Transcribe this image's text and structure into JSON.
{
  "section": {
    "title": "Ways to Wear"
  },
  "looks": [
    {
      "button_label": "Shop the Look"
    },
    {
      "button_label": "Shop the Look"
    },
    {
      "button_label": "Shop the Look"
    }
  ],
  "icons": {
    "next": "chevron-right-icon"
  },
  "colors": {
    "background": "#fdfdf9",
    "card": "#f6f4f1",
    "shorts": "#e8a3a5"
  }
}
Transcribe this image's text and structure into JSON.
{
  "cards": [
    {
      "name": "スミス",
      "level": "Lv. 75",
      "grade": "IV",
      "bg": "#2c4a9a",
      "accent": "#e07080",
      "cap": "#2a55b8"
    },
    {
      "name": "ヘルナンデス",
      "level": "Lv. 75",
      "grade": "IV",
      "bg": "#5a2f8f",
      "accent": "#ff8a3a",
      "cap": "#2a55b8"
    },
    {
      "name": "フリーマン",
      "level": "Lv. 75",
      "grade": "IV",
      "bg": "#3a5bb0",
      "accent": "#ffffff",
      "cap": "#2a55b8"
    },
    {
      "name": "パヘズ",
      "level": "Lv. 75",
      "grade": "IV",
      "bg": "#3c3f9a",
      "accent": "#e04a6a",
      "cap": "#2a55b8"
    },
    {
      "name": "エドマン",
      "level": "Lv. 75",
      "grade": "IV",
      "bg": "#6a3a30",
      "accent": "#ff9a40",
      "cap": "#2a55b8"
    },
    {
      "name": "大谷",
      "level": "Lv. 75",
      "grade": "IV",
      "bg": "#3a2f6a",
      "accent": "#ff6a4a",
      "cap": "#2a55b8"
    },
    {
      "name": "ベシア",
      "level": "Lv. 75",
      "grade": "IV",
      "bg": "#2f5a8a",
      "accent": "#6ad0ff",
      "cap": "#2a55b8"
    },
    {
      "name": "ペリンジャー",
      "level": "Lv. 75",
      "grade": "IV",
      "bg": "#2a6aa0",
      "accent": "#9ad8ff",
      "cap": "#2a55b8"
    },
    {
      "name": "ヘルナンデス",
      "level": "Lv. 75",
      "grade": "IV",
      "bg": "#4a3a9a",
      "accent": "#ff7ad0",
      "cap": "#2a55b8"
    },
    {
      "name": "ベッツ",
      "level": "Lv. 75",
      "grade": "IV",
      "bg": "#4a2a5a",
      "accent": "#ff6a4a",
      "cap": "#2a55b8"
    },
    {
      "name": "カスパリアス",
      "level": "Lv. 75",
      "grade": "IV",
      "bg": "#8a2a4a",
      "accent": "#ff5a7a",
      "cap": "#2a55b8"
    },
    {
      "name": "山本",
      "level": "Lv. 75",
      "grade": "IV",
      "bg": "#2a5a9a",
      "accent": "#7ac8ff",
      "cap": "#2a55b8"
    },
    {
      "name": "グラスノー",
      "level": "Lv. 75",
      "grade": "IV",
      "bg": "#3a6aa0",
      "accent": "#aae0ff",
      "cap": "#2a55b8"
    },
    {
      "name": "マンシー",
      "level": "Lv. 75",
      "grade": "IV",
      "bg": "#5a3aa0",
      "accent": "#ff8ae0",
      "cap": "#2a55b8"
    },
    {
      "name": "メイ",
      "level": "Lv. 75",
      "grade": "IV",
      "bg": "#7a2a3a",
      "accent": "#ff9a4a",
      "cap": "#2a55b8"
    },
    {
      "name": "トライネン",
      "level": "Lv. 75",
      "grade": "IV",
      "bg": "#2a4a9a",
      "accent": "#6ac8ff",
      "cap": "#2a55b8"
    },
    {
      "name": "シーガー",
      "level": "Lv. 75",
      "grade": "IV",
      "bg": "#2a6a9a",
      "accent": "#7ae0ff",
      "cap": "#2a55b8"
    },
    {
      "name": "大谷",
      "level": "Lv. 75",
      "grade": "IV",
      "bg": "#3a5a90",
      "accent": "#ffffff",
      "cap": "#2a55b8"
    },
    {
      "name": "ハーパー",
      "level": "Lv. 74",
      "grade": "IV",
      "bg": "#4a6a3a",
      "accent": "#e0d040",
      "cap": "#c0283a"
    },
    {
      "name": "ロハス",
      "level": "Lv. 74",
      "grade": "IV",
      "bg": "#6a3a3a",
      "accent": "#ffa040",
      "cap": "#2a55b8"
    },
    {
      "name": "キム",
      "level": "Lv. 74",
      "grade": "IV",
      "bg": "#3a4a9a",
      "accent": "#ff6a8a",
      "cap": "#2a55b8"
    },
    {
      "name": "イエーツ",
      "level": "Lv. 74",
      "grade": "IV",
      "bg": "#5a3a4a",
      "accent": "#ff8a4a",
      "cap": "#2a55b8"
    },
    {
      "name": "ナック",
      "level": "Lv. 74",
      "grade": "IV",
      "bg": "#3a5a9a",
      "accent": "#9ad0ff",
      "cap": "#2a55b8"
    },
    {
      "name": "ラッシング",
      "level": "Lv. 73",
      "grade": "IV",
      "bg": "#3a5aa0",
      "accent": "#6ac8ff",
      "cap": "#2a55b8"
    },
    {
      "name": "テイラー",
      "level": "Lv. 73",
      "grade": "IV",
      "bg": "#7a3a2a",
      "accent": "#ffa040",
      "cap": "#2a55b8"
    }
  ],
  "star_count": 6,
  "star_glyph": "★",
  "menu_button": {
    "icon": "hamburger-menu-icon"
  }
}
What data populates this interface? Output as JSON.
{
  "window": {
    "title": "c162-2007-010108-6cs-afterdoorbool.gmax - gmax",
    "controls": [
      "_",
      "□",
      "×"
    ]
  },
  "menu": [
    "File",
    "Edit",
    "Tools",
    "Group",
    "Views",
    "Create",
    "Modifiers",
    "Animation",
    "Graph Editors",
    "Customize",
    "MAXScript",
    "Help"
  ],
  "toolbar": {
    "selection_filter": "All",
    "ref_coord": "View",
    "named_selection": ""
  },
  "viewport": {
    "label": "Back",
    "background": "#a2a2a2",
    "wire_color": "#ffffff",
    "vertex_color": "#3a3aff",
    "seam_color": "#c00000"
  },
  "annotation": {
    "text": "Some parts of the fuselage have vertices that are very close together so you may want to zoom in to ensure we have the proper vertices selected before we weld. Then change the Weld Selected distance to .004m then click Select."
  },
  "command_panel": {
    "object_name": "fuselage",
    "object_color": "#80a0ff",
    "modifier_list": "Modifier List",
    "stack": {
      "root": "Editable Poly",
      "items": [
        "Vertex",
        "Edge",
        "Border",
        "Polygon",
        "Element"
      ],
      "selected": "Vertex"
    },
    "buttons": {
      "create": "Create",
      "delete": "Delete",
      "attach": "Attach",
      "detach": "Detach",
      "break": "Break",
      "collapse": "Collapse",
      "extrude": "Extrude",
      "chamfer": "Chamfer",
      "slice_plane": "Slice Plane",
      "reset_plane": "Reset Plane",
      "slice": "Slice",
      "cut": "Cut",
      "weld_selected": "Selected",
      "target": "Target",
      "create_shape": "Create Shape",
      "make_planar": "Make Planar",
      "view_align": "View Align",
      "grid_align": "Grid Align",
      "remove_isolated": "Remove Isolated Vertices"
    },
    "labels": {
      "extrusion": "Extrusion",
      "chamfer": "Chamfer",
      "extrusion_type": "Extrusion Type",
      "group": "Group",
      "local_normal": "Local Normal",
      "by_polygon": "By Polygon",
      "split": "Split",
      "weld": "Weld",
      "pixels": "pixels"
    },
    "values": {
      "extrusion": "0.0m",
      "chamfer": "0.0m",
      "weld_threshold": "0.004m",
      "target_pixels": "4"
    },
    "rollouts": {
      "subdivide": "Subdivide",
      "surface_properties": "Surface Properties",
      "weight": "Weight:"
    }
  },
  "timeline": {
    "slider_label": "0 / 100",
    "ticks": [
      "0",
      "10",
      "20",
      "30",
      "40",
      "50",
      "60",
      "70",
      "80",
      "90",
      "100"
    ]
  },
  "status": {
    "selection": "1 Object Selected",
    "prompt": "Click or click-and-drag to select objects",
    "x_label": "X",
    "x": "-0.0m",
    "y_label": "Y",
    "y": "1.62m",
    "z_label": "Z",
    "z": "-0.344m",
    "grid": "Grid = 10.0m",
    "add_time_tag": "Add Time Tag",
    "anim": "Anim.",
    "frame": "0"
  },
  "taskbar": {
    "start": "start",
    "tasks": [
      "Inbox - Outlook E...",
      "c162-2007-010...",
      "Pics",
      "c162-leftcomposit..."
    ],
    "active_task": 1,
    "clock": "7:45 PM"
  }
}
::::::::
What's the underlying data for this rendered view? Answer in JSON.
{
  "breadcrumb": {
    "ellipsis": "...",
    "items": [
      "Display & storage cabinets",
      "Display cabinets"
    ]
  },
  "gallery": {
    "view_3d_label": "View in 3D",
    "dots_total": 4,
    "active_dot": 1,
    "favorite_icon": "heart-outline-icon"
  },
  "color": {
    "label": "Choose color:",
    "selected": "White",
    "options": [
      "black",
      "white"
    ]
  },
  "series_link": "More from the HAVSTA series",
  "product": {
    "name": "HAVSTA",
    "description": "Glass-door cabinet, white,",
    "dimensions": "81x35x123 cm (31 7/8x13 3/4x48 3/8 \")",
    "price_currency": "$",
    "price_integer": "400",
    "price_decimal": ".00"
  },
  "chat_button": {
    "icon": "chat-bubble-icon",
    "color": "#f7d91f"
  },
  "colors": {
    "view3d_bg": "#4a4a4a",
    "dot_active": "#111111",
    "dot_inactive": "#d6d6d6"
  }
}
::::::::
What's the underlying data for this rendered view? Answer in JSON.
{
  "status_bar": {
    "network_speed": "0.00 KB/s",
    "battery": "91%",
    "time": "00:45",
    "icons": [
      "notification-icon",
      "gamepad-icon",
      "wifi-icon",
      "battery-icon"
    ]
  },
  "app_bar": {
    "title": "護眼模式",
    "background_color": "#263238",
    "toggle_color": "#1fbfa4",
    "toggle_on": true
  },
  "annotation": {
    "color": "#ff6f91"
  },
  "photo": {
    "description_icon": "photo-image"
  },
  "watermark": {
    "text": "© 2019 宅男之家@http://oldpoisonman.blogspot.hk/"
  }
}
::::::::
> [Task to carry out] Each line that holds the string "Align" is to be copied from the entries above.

> [Problem solution]
      "view_align": "View Align",
      "grid_align": "Grid Align",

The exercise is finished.